Within the entries that follow, show each line where the word "true" occurs.

### EXERCISE INPUTS
•••

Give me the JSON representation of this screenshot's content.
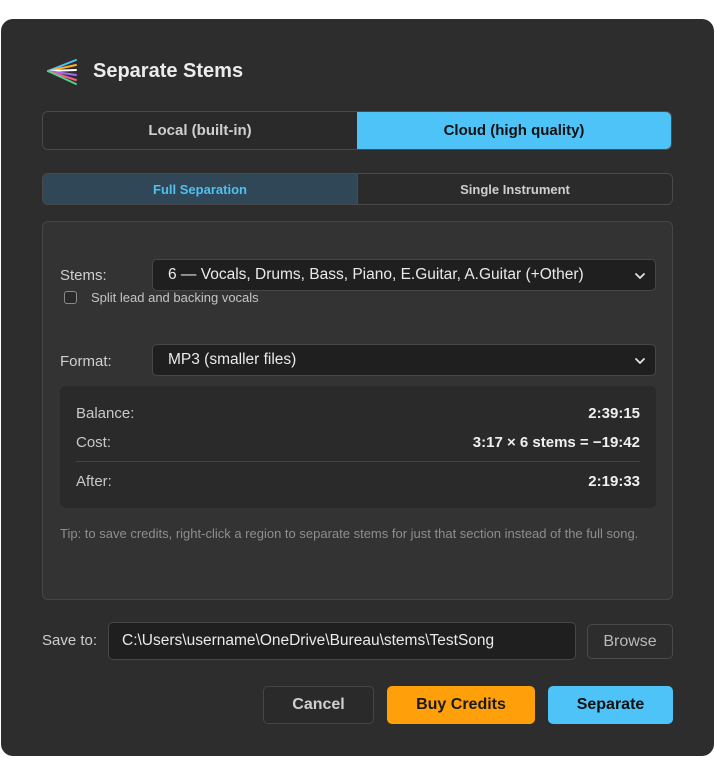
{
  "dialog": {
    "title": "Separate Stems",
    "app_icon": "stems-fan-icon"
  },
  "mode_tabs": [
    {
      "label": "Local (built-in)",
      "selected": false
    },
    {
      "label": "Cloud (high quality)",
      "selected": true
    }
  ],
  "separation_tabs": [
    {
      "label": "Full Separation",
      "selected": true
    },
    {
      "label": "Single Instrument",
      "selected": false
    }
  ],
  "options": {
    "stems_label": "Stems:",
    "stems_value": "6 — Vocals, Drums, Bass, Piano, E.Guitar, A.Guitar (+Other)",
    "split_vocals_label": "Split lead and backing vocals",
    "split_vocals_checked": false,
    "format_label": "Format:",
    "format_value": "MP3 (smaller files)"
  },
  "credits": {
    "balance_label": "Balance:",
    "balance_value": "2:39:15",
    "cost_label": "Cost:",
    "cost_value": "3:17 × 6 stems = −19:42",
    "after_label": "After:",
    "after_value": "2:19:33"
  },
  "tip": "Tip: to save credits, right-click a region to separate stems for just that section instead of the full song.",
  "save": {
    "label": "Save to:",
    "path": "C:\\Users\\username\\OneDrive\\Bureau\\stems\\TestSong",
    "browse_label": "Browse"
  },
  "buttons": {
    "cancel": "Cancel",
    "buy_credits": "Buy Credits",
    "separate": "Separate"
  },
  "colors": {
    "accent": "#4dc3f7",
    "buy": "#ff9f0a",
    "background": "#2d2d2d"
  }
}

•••

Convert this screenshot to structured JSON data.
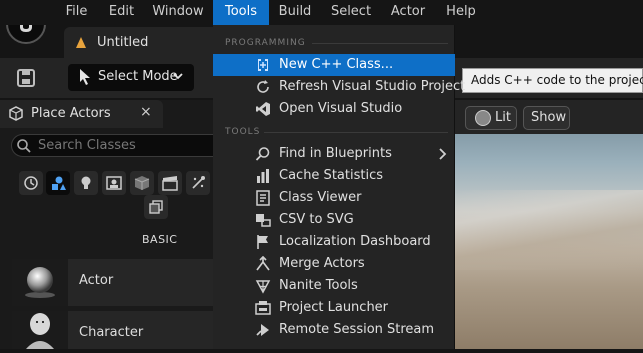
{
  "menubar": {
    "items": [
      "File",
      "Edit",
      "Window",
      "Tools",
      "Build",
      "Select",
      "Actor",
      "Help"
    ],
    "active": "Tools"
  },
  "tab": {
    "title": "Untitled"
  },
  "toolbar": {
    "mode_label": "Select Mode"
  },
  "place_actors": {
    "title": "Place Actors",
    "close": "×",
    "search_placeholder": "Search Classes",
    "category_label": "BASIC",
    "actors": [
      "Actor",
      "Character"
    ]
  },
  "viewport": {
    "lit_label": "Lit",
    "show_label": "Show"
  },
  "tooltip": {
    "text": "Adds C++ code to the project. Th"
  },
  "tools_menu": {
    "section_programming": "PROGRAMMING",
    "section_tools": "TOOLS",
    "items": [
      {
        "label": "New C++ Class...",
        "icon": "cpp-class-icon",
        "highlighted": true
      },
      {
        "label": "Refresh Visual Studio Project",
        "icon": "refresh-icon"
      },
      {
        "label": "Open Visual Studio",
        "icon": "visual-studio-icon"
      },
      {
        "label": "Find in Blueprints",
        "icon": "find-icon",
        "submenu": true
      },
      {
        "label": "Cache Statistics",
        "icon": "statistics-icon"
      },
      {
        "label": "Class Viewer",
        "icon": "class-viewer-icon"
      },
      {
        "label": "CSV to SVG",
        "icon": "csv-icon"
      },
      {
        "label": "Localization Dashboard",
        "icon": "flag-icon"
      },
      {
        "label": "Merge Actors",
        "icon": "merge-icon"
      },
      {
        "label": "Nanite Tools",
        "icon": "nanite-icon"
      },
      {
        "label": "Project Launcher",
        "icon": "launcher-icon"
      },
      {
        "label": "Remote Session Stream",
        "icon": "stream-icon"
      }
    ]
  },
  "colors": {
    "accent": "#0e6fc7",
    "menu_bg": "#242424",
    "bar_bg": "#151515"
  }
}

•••

### RESULT
      "selected": true
      "selected": true
        "highlighted": true
        "submenu": true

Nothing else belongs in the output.